OPPOSING VIEWPOINTS: WASHINGTON AND ANKARA
What appears almost certain is that the movement of Kurdish oil through Turkey bypassed the TBI and DFI arrangements that had existed for years. Thus, it is not surprising that, in underscoring its regional independence, the KRG has managed to anger simultaneously the central government in Baghdad, Foggy Bottom, and the United Nations bureaucracy.
The report that a tanker loaded with one million barrels of Kurdistan crude oil had just departed Ceyhan for Europe was met by very strong opposition in Foggy Bottom. Since the the U.S.-led invasion of Iraq in 2003. Washington has opposed any KRG efforts to enhance its semi-autonomous status.
In effect, Washington continues to support an unstable Iraqi polity. Not surprisingly, a State Department spokeswoman recently declared, “Our position has long been that we don’t support exports without the appropriate approval of the federal Iraqi government, and certainly we do have concerns about the impact of those continuing.” In Kurdistan that declaration was met more by sorrow than anger. There still exists a Kurdish love affair with America.
The Kurds have not forgotten that Operation Desert Storm secured the survival of Kurdistan and its people by imposing a “no-fly” zone that secured the region from Saddam Hussein.
While Iraq’s energy minister fulminated that, “It’s Iraq that makes sales and possesses the oil and it’s Iraq that will govern the future sales,” in reality it seemed more likely Turkey Prime Minister Erdogan could govern the future of Kurdish oil. His direct involvement with the KRG has occurred despite the fact that Erdogan has for years opposed a rapprochement with the Kurds of Turkey, Iraq and Syria. Incredibly, Erdogan has begun to use “Kurdistan” to designate those lands occupied by the Kurdish people. It is a testament to the importance energy plays in resource-poor Turkey’s foreign and domestic policy.

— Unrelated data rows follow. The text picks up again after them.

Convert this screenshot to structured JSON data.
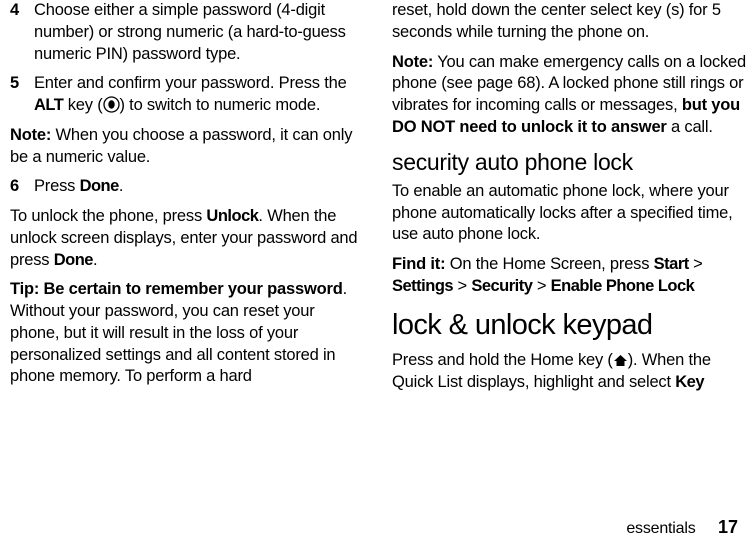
{
  "left": {
    "step4": {
      "num": "4",
      "text": "Choose either a simple password (4-digit number) or strong numeric (a hard-to-guess numeric PIN) password type."
    },
    "step5": {
      "num": "5",
      "pre": "Enter and confirm your password. Press the ",
      "alt": "ALT",
      "mid": " key (",
      "post": ") to switch to numeric mode."
    },
    "note1_label": "Note:",
    "note1_text": " When you choose a password, it can only be a numeric value.",
    "step6": {
      "num": "6",
      "pre": "Press ",
      "done": "Done",
      "post": "."
    },
    "unlock_p1a": "To unlock the phone, press ",
    "unlock_unlock": "Unlock",
    "unlock_p1b": ". When the unlock screen displays, enter your password and press ",
    "unlock_done": "Done",
    "unlock_p1c": ".",
    "tip_label": "Tip: Be certain to remember your password",
    "tip_text": ". Without your password, you can reset your phone, but it will result in the loss of your personalized settings and all content stored in phone memory. To perform a hard"
  },
  "right": {
    "cont": "reset, hold down the center select key (s) for 5 seconds while turning the phone on.",
    "note2_label": "Note:",
    "note2_a": " You can make emergency calls on a locked phone (see page 68). A locked phone still rings or vibrates for incoming calls or messages, ",
    "note2_bold": "but you DO NOT need to unlock it to answer",
    "note2_b": " a call.",
    "h2": "security auto phone lock",
    "auto_p": "To enable an automatic phone lock, where your phone automatically locks after a specified time, use auto phone lock.",
    "findit_label": "Find it:",
    "findit_a": " On the Home Screen, press ",
    "findit_start": "Start",
    "findit_gt1": " > ",
    "findit_settings": "Settings",
    "findit_gt2": " > ",
    "findit_security": "Security",
    "findit_gt3": " > ",
    "findit_enable": "Enable Phone Lock",
    "h1": "lock & unlock keypad",
    "keypad_a": "Press and hold the Home key (",
    "keypad_b": "). When the Quick List displays, highlight and select ",
    "keypad_key": "Key"
  },
  "footer": {
    "section": "essentials",
    "page": "17"
  }
}
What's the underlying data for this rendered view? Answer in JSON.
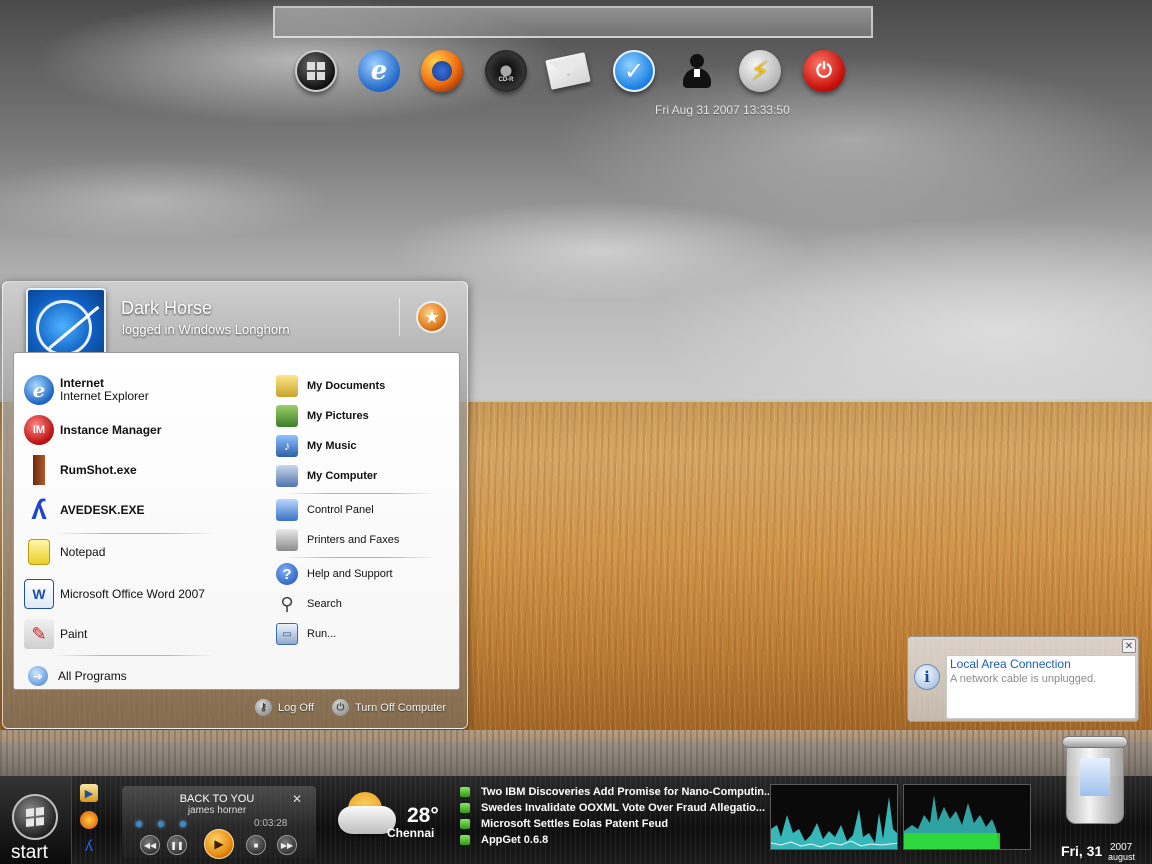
{
  "dock": {
    "icons": [
      "windows-icon",
      "internet-explorer-icon",
      "firefox-icon",
      "cd-icon",
      "mail-icon",
      "checkmark-icon",
      "user-icon",
      "lightning-icon",
      "power-icon"
    ],
    "cd_label": "CD-R",
    "clock": "Fri Aug 31 2007 13:33:50"
  },
  "start_menu": {
    "user_name": "Dark Horse",
    "user_subtitle": "logged in Windows Longhorn",
    "left_items": [
      {
        "label": "Internet",
        "sublabel": "Internet Explorer",
        "icon": "internet-explorer-icon"
      },
      {
        "label": "Instance Manager",
        "icon": "instance-manager-icon"
      },
      {
        "label": "RumShot.exe",
        "icon": "glass-icon"
      },
      {
        "label": "AVEDESK.EXE",
        "icon": "avedesk-icon"
      },
      {
        "label": "Notepad",
        "icon": "notepad-icon"
      },
      {
        "label": "Microsoft Office Word 2007",
        "icon": "word-icon"
      },
      {
        "label": "Paint",
        "icon": "paint-icon"
      }
    ],
    "all_programs": "All Programs",
    "right_items": [
      {
        "label": "My Documents",
        "icon": "folder-icon"
      },
      {
        "label": "My Pictures",
        "icon": "pictures-icon"
      },
      {
        "label": "My Music",
        "icon": "music-icon"
      },
      {
        "label": "My Computer",
        "icon": "computer-icon"
      },
      {
        "label": "Control Panel",
        "icon": "control-panel-icon"
      },
      {
        "label": "Printers and Faxes",
        "icon": "printer-icon"
      },
      {
        "label": "Help and Support",
        "icon": "help-icon"
      },
      {
        "label": "Search",
        "icon": "search-icon"
      },
      {
        "label": "Run...",
        "icon": "run-icon"
      }
    ],
    "log_off": "Log Off",
    "turn_off": "Turn Off Computer"
  },
  "balloon": {
    "title": "Local Area Connection",
    "message": "A network cable is unplugged."
  },
  "taskbar": {
    "start_label": "start",
    "player": {
      "title": "BACK TO YOU",
      "artist": "james horner",
      "time": "0:03:28"
    },
    "weather": {
      "temperature": "28°",
      "city": "Chennai"
    },
    "news": [
      "Two IBM Discoveries Add Promise for Nano-Computin...",
      "Swedes Invalidate OOXML Vote Over Fraud Allegatio...",
      "Microsoft Settles Eolas Patent Feud",
      "AppGet 0.6.8"
    ],
    "date": {
      "day": "Fri, 31",
      "year": "2007",
      "month": "august"
    }
  },
  "colors": {
    "accent_blue": "#1a5fb4",
    "news_bullet": "#4cbf2a",
    "graph_cyan": "#3fd6d6",
    "graph_green": "#2de22d"
  }
}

The KRG oil export came in defiance of Baghdad which asserts its oil ministry must approve all sales. Clearly, Baghdad is unable to impose its will on the regions. Its foreign policy is a shambles, and the Iraqi military, which for a half-century dominated the political scene, is now a shell of what it was. Each region — Shia south, Sunni Triangle and Kurdistan northeast — is enlarging its own militia. The center cannot hold, but if Kurdistan can escape the anarchy to come, it could become a wealthy, viable state, and an ally of the United States.
It is clear that the recent shipment of Kurdistan oil is but the first of many sales to come. However, many questions regarding its financing remain unanswered. Mete Goknel, a former director of BOTAS, the Turkish state-owned crude oil and natural gas pipeline company, has noted the long-standing mistrust that exists between Iraq’s regions. In doing so, he raised the quintessential question which is yet to be resolved: “Both Baghdad and Washington are concerned [in] which account the revenue from the oil sales will be deposited, [and] how it will be shared and be controlled.”
Perhaps we will know soon. But I wouldn’t count on it.
* J. Millard Burr is a Senior Fellow with the American Center for Democracy.